In a bid to curb the problem of stray cows and provide them shelter and food, Chief Minister Yogi Adityanath had earlier set a one-week deadline for putting them in shelters by January 10. He further directed the district magistrates to ensure that the abandoned cattle were captured and treated with care.
According to media reports, official machinery till now had captured more than 3.50 lakh stray cattle and put them back in the cow shelters. “A total 3,52,073 stray cattle have been caught and put in cow shelters in the state since chief minister Yogi Adityanath issued orders in this regard in the first week of January,” principal secretary, animal husbandry, SM Bobde said. “Of them, 3,26,701 cattle have been put in 5,701 temporary cow shelters alone that have been erected in rural and urban areas during the last two months,” he further added.
Not to forget that the hue and cry over the cow have gone down drastically, this used to be a major issue a few months back. “Catching and putting the stray cattle into cow shelters has certainly ended the problem of the herds of abandoned bovine trampling down the standing crops or causing traffic bottlenecks on roads in the area,” said Mahesh Verma of Lakheempur village under Amapur development block in Kasganj district.

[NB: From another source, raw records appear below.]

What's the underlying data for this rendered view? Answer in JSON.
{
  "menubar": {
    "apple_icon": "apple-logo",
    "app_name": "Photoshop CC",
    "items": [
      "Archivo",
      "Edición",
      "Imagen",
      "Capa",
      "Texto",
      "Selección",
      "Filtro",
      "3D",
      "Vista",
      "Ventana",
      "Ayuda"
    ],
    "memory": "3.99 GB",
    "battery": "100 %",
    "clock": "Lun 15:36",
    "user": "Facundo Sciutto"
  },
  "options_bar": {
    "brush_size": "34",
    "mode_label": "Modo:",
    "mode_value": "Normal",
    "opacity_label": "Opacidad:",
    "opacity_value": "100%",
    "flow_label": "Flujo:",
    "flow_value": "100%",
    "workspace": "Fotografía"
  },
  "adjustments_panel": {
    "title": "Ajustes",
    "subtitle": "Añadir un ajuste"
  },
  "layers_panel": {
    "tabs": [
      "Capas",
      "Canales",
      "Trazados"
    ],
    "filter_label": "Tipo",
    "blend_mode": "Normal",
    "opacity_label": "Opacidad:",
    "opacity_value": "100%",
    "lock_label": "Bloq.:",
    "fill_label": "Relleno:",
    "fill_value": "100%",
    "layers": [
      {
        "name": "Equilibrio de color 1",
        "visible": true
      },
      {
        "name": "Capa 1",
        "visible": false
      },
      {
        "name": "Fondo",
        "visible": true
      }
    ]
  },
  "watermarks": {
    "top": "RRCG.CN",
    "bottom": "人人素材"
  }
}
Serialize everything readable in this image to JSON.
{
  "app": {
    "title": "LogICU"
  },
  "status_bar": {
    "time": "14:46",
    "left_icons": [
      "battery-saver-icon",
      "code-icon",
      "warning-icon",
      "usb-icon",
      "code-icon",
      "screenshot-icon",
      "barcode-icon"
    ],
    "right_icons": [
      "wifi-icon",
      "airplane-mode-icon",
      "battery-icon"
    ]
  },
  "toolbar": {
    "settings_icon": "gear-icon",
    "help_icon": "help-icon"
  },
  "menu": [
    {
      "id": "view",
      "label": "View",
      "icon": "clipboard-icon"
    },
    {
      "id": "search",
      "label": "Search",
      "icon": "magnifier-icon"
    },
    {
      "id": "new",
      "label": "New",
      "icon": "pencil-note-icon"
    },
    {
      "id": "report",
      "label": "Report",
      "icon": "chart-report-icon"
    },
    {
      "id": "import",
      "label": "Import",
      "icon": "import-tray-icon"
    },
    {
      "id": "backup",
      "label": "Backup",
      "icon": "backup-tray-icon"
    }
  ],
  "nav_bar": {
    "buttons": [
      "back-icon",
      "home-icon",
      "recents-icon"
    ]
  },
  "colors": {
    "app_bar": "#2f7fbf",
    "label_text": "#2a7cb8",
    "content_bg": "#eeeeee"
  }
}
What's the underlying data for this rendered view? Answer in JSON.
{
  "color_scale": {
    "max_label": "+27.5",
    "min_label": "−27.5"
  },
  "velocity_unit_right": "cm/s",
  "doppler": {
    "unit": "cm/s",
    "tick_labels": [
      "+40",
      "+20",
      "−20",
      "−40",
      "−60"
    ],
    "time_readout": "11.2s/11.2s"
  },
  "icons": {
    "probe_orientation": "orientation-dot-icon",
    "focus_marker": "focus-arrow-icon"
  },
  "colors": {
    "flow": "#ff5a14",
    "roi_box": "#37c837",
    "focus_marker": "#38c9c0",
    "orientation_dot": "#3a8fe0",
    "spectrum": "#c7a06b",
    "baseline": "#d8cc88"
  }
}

Opposition has been picking up on issues related to cow protection and incidents related to it since a Central government notification banned the sale of cattle for slaughter in market places. This notification was in connection to the ‘Prevention of Cruelty to animals (Regulation of livestock markets) Rules, 2017’ Act. Basically it meant that it would be illegal for anyone to slaughter cattle at market places, or public places in general. With the successful initiative of providing shelter to stray cattle, Yogi government has not only done the humane thing but has also nipped the unnecessary politics of the opposition related to cow protection in the bud.
The Vedic stature of Cow was “Aghanya” i.e., it cannot be killed. British rule witnessed a very strong Gauraksha movement in the leadership of Swami Dayanand Saraswati. Gandhi himself said that the first government order in independent India would be to close these slaughterhouses. Independent India has witnessed several massive public movements for prohibiting cow slaughter, like the one in 1966 led by Swami Karpatri ji Maharaj and Acharya Vinoba Bhave.
For an agrarian economy like India, cattle are a source of additional income from dairy products and contribute substantially to rural living. Schemes like “White Revolution”, “National Dairy Plan”, “Operation Flood”, etc. were undertaken by the Indian government to increase the milk production in India. Due to the principled stand of the current Indian government and the activities of the gau rakshaks, cow slaughter has reduced to a great extent. As a result, India’s cow milk production has increased tremendously during 2014–2016. In 2017, India became the largest milk producer in the world.